Improving the signal-to-noise ratio
Lol at everybody racing in to brag about their low interest rate loans
Nobody ever bought a car at its lowest price of the year with subsidized financing. Especially not anything reasonably desirable. You paid for the right to say you have that low rate, whether it was the only option at the time or not.
I’d concentrate on cost/mile, annual cost of ownership, 5 year cost of ownership, etc
And if it won’t kill you, buy what you like. It’s expensive taking a bath on a trade/sale because you bought a deal more than a car, and decided later that you hated it.
i split hold back on our ford explorer, had thousands in rebates, and still got 0% for 72 months. everyone assumes that if you chose low interest rate you forego all rebates. while that is sometimes common, thats not always the case and to assume we all dont know how to negotiate is ignorant.
cost/mile is a terrible metric because id be out buying used chevy volts vs a 911 turbo.
Unless you are buying a car that a manufacturer can't get rid of, 0% is a lot harder to find than it was 4, 6, 8 years ago. Best we could get on our slightly used RAV4 was 3.9% and we both have 800+ credit. When we bought our Prius in 2010 we got 0% with lower credit scores.
Cost/mile is not a terrible metric because you are using it in reference to your budget and comparing it to similar purchase options. Not two completely different cars like your irrelevant example.
End of model year = cheaper. Discontinued model = cheaper. Buying a new model soon after it's out = more expensive. At least on the surface. That doesn't always play out in total cost of ownership by the time you lose subsidized financing and your "new" car has already depreciated two model years. Still, it's not remotely useful to focus on the fact that your new car will get cheaper if you wait. That's a "well duh" moment. You have to focus on whether you're getting a good deal at the time you buy it.
Some people have flexibility to kick the can and wait for the end of model year clearout, and they're not seeking a rare color, transmission, or trim, so they can roll the dice a bit. That doesn't apply to people wanting a 6MT SS in red before they're gone, or people who had their car totaled and need something this month.
1. BRZ was $3,000 off and 0% interest
2. Miata was $4,000 off and 0% interest.
3. Golf R was right before the 2018 MYs were scheduled to hit the lots (7 speed DSG and digital dash) so we negotiated $2,500 off and 0.9% on a 36 month lease.
4. 2020 G90s are scheduled to drop this autumn, so we negotiated $3,000 off a CPO and the banks came in fairly aggressive at 3.9%.
As Mike pointed out, maybe we could've gotten more if we waited, but the deal was already excellent compared to the new model years coming in and the timing worked out for us.
In our area they have 0% for 5 years on the C-HR, Camry, Camry Hybrid, Highlander and Sienna and for 6 years on the Tundra. They have 1.9% on the Tacoma and 2.9% on the new Corolla. A couple models even have financing plus cash back.

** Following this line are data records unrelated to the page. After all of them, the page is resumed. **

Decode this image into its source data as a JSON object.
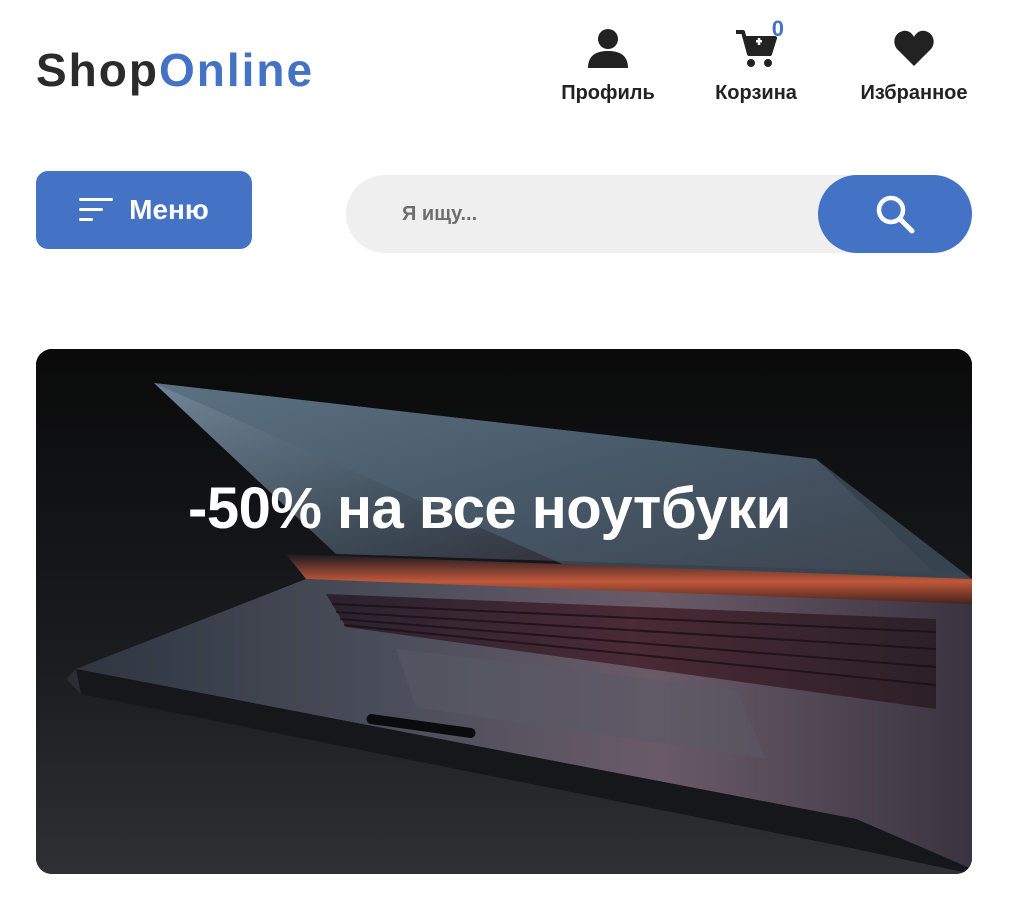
{
  "header": {
    "logo": {
      "part1": "Shop",
      "part2": "Online"
    },
    "nav": {
      "profile": {
        "label": "Профиль",
        "icon": "user-icon"
      },
      "cart": {
        "label": "Корзина",
        "icon": "cart-icon",
        "count": "0"
      },
      "favorites": {
        "label": "Избранное",
        "icon": "heart-icon"
      }
    }
  },
  "menu_button": {
    "label": "Меню",
    "icon": "menu-lines-icon"
  },
  "search": {
    "placeholder": "Я ищу...",
    "value": "",
    "icon": "search-icon"
  },
  "banner": {
    "title": "-50% на все ноутбуки"
  },
  "colors": {
    "accent": "#4472c4",
    "text": "#2b2b2b",
    "search_bg": "#efefef"
  }
}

I have looked at lightly used cars a few times and the better incentives on new ones bring the two prices close enough that I always end up going new.
Improving the signal-to-noise ratio
I want to say I was looking at the start of model year 2016 in late 2015, before we leased the Edge.
When I was shopping, a new Camry or RAV4 was 3.9% from Toyota and the same 3.9-4.9 from every credit union I contacted. So 3.9% on used was as good as it was going to get (plus saving $10k+ over a new one)
i never said i bought the least expensive car of the year, but i can assure you i was well in the bottom of the range of deals given out. you realize someone has to be the least expensive deal, or the deal they give away at damn near even to hit a volume kickback from a mfg, get an allocation, etc.
ask some of the gm's and sales guys that post here and they'll let you know they've let cars go at cost, etc. to get that.
and yes cost per mile is a horrendous even when comparing similar items because all thats doing is calculating for mpg, he who gets the most wins.
The whole package of what it costs you to own and operate the vehicle is what's important to evaluate, not "I got a 0% loan so I am the smartest financial decision-maker in the world".
you may use those metrics to figure out cost per mile. doesnt mean everyone does.
pretty sure fuel, maintenance and insurance aren't part of an auto loan which in case you didnt notice is what this thread was pertaining to.
Buying the wrong car and/or the wrong price at 0% interest can still be a crap decision. Buying the right car at the right price at 3% can be a great decision.
Does that make sense to you, or is the interest rate the only thing worth considering, so everyone should keep telling us the terms of their subsidized loans? It's not a big deal, I just think if you are going to talk about the financial aspects of car ownership, people should think about the whole picture. Depreciation can cost a lot, and high depreciation usually goes hand and hand with old models, undesirable models, and highly discounted/subsidized loan models. Not to mention you may have to drive around in an inferior product every day.